Mary Durfee (professor emerita at Michigan Tech) and Rachael Lorna Johnstone’s (University of Akureyri, Iceland and the University of Greenland) have published a new book, Arctic Governance in a Changing World with Rowan and Littlefield.
Arctic Governance in a Changing World provides a succinct yet precise account of the contemporary Arctic in the context of international relations and international law to explain the people and processes that govern the Arctic.
The book begins with an overview of the Arctic in light of its inextricable relation to the wider world. An explanation of environmental and political change in the Arctic follows. The book shows how various players in Arctic decision-making influence different spheres of governance. Security in the Arctic is analyzed in terms of both national and human security. Arctic economies are presented and then explored from a political economy perspective, including free trade issues and the influence of China. The book is strong on human and indigenous rights and explains how these rights constrain state and corporate behavior. It shows how the law of the sea in the Arctic determines resource allocation. Unique in a textbook about international relations is a chapter on Arctic shipping. The book explains how (and to what extent) international environmental law protects the vulnerable Arctic and its inhabitants in times of climate change. It concludes with an analysis of resilient governance in the Arctic.
Congratulations to graduate student, Sophia Ford (MS EEP), who was the First Place winner in the Copper Country Community Arts Center’s community art exhibition “Shaft Series” inspired by mining heritage.
First place – Sophia Ford “Mine Waste: A quilt to mend”

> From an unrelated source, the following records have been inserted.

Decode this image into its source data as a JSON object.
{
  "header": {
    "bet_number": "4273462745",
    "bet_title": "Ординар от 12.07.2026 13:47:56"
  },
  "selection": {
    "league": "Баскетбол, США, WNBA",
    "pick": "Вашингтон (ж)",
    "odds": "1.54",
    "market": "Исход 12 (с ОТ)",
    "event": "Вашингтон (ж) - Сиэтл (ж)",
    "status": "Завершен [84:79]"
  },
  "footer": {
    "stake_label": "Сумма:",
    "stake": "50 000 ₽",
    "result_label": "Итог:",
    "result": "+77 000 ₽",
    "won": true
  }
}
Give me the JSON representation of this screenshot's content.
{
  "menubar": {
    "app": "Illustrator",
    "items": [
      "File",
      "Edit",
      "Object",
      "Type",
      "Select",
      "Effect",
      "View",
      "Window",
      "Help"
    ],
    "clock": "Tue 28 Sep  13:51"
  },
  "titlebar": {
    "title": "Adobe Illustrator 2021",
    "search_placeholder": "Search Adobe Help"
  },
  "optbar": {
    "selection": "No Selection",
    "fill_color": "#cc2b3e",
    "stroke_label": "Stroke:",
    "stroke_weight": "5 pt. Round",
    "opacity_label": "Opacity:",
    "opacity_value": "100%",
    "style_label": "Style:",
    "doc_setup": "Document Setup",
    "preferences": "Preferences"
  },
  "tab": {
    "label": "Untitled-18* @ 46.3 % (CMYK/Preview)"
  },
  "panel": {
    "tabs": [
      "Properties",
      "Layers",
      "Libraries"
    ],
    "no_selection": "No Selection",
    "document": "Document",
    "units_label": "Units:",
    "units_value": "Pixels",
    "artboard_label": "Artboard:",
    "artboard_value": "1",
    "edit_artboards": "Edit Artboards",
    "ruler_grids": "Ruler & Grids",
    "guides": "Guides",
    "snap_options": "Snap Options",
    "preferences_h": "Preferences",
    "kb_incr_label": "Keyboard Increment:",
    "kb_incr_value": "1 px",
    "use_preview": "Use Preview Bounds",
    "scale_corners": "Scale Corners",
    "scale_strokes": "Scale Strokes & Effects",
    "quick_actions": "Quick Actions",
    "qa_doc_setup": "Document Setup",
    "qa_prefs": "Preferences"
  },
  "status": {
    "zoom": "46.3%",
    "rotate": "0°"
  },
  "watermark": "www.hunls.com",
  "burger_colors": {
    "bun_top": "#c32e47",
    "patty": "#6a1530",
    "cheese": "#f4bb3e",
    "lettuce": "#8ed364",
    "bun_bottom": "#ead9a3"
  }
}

Social Sciences alumni, Amy Storer is featured in The Daily Mining Gazette story, More Than Tech: Homeland Security analyst says MTU offers options. Storer recently participated in The Five Under 35 at MTU where young alumni are invited back to campus and speak about their experiences at MTU and their careers.
Richelle Winkler (SS) was quoted in the story “Deer hunter decline could cause issues for DNR funding,” on WLUC TV6.